History of Scotland
Rise of the House of Stewart:
Robert Stewart, maternal grandson of King Robert I, inherited the throne from David II in 1371. At this time, England still controlled large tracts of land in Lothian and the Border region. In addition to stopping trade with England and renewing the alliance with France, the king allowed his earls to engage the English in battles in occupied zones to regain their lands. He was, however, unwilling to commit the whole of Scotland to war, and these areas remained contested.
King Robert II's style of rule was marked by his delegation of authority to his most powerful sons and earls. While this allowed Robert to maintain influence over eight of the fifteen earldoms in Scotland, either through his sons or his sons-in-law, it also marked a decentralizing shift in power.
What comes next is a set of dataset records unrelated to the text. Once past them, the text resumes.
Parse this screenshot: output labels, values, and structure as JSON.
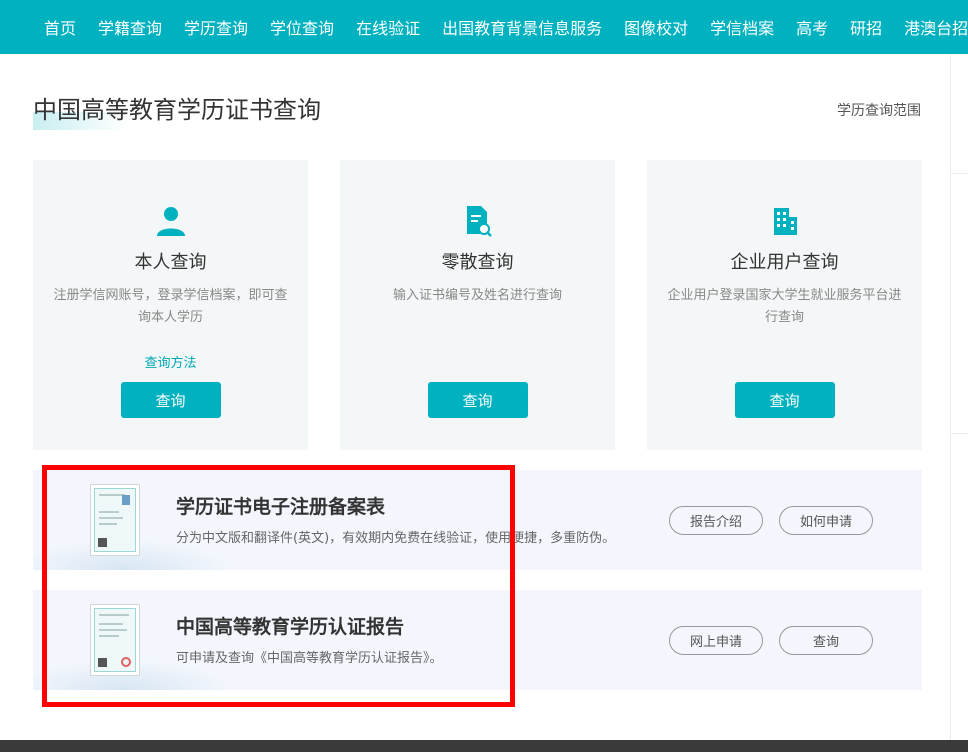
{
  "nav": {
    "items": [
      "首页",
      "学籍查询",
      "学历查询",
      "学位查询",
      "在线验证",
      "出国教育背景信息服务",
      "图像校对",
      "学信档案",
      "高考",
      "研招",
      "港澳台招"
    ]
  },
  "header": {
    "title": "中国高等教育学历证书查询",
    "scope_link": "学历查询范围"
  },
  "cards": [
    {
      "title": "本人查询",
      "desc": "注册学信网账号，登录学信档案，即可查询本人学历",
      "link": "查询方法",
      "button": "查询",
      "icon": "person-icon"
    },
    {
      "title": "零散查询",
      "desc": "输入证书编号及姓名进行查询",
      "button": "查询",
      "icon": "document-search-icon"
    },
    {
      "title": "企业用户查询",
      "desc": "企业用户登录国家大学生就业服务平台进行查询",
      "button": "查询",
      "icon": "building-icon"
    }
  ],
  "banners": [
    {
      "title": "学历证书电子注册备案表",
      "desc": "分为中文版和翻译件(英文)，有效期内免费在线验证，使用便捷，多重防伪。",
      "btn1": "报告介绍",
      "btn2": "如何申请"
    },
    {
      "title": "中国高等教育学历认证报告",
      "desc": "可申请及查询《中国高等教育学历认证报告》。",
      "btn1": "网上申请",
      "btn2": "查询"
    }
  ],
  "colors": {
    "accent": "#00b2c0",
    "highlight": "#ff0000"
  }
}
Six different Stewart monarchs reigned throughout the fifteenth century, a relatively peaceful period of history that transitioned Scotland from the Middle Ages to the Renaissance. With the national revenue growing from wool and fish exports, the government was able to invest in the betterment of its people. Education and literacy, which had been spreading since the medieval period, flourished with the foundation of three major institutions of higher learning: the University of Glasgow, the University of St. Andrews, and King's College, Aberdeen. Parliament then passed Scotland's first compulsory education legislation in an effort to create a more responsive local legal system, which would lead to the improvement of judicial administration nation-wide. The Education Act of 1496 mandated that barons and wealthy landowners send their eldest sons to grammar school until they had perfected Latin, followed by three additional years of study in the arts and law. Nine years after the Education Act was passed, James IV granted a royal patent for the establishment of the country's first printing press.
Scotland and England opened the sixteenth century with a great stride forward in diplomatic relations. James IV of Scotland married Margaret Tudor, eldest daughter of Henry VII of England in 1503, ending centuries of Anglo-Scottish conflict with a wedding celebration. But the peace between England and Scotland lasted a mere decade. The strength of the Auld Alliance was greater than the marriage treaty, and James IV declared war on England after France turned to him for help during another stretch of the Hundred Years War. In an effort to divert Henry VIII's troops from their campaign against Louis XII, James met with the Earl of Surrey near Branxton, Northumberland, in September 1513. The Battle of Flodden Field was the largest battle in the history of Anglo-Scoto conflict, with each side bringing about twenty-five thousand troops, plus an additional five thousand knights supplied to Scotland by France.
Surrey did not realize how complete his victory had been until the day after battle; in all, about one-third of the Scottish army had been cut down. Among the ten to twelve thousand men counted among the dead were King James IV, nine earls, fourteen Lords of Parliament, several Highland chiefs, the Archbishop of St. Andrews, and other prominent churchmen. Tradition holds that every noble family in Scotland lost a member in that battle. Their memory is commemorated in the folk song, "Flowers of the Forest".